▸ Exercise prompt: Check every line of the data below for the string "next", and copy the ones that hold it.
(Input data)
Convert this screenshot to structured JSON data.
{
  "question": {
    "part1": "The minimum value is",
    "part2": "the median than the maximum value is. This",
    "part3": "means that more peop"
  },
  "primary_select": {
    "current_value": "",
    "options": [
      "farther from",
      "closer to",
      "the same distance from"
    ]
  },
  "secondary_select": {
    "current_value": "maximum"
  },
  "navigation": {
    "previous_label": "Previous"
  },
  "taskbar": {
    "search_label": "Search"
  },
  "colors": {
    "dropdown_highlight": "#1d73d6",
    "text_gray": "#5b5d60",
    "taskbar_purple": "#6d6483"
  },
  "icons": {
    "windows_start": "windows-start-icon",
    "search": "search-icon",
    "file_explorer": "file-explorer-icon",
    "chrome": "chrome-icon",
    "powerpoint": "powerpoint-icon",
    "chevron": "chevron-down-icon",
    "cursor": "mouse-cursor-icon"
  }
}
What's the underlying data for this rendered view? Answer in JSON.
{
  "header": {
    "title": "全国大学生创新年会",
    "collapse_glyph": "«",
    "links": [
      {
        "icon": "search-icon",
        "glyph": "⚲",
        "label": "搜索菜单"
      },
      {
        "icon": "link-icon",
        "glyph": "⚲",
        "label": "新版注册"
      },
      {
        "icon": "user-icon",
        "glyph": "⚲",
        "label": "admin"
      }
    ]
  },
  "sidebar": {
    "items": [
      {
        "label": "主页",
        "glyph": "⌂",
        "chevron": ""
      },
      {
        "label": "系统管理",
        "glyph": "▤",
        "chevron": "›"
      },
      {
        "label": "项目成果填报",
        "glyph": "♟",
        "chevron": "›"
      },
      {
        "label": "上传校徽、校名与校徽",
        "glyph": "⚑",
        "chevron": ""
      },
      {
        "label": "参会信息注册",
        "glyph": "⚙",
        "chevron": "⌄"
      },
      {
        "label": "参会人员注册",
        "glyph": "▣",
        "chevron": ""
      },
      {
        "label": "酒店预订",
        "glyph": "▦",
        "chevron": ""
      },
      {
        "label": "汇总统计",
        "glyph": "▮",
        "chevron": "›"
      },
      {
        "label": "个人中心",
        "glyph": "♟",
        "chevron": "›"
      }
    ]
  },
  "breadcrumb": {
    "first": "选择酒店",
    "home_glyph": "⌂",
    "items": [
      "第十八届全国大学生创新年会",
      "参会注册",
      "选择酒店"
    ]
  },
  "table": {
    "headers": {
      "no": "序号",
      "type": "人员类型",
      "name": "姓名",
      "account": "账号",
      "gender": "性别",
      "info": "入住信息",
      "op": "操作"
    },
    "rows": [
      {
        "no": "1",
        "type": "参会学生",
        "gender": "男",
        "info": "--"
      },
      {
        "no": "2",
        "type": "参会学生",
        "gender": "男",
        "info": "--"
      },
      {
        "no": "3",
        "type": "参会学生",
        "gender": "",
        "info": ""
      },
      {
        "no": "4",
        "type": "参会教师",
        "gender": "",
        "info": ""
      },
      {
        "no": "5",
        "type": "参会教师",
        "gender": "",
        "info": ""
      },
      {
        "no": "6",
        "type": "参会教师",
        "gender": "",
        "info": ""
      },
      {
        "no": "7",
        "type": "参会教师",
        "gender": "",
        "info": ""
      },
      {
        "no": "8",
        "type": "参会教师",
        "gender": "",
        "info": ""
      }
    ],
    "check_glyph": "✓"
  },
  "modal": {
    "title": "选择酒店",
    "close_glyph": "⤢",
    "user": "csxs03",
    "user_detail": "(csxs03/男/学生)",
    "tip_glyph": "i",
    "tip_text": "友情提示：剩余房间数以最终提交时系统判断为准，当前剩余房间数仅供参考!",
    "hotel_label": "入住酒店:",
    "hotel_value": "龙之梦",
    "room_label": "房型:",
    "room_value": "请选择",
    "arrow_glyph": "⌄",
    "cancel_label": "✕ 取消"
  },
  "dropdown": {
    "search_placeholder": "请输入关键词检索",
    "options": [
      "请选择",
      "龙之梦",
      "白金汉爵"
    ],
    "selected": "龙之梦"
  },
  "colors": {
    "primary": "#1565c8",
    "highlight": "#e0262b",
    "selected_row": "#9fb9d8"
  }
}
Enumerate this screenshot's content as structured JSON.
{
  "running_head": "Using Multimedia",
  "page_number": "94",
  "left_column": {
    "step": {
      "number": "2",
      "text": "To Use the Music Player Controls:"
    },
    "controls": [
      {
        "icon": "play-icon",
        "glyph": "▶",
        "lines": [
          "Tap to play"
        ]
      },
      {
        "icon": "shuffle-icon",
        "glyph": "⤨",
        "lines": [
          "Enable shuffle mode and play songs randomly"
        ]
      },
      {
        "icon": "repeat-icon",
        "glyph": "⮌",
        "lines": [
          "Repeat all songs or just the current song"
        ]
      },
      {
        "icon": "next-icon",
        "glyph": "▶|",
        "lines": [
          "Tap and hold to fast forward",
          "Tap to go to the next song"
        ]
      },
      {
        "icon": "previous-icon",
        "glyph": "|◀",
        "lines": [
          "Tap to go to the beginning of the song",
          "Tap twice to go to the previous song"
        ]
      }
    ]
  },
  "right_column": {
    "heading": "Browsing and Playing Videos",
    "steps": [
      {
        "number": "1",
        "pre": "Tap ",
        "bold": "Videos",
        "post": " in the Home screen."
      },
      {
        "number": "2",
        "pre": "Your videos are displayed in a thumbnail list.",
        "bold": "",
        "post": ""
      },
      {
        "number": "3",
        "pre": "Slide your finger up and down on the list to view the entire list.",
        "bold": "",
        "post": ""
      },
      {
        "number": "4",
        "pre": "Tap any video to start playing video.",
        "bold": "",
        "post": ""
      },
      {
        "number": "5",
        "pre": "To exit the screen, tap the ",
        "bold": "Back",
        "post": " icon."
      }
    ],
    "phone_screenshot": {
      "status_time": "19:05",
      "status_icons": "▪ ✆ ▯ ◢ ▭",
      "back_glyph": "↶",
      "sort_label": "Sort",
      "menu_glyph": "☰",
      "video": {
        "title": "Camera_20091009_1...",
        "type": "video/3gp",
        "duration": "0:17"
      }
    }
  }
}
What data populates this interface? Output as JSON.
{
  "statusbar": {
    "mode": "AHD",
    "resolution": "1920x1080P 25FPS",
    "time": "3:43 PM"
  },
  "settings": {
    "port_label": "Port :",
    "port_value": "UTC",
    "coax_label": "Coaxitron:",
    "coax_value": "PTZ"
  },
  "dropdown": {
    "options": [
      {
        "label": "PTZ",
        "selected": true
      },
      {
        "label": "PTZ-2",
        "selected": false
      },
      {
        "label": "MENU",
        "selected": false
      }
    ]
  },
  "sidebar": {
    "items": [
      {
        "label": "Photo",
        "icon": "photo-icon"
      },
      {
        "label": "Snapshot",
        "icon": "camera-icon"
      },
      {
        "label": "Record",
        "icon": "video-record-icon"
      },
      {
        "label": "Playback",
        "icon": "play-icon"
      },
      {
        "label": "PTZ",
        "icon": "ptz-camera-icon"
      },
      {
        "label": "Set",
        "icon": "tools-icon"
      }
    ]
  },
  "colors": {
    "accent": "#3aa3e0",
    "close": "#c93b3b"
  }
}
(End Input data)
▸ Response:
        "icon": "next-icon",
          "Tap to go to the next song"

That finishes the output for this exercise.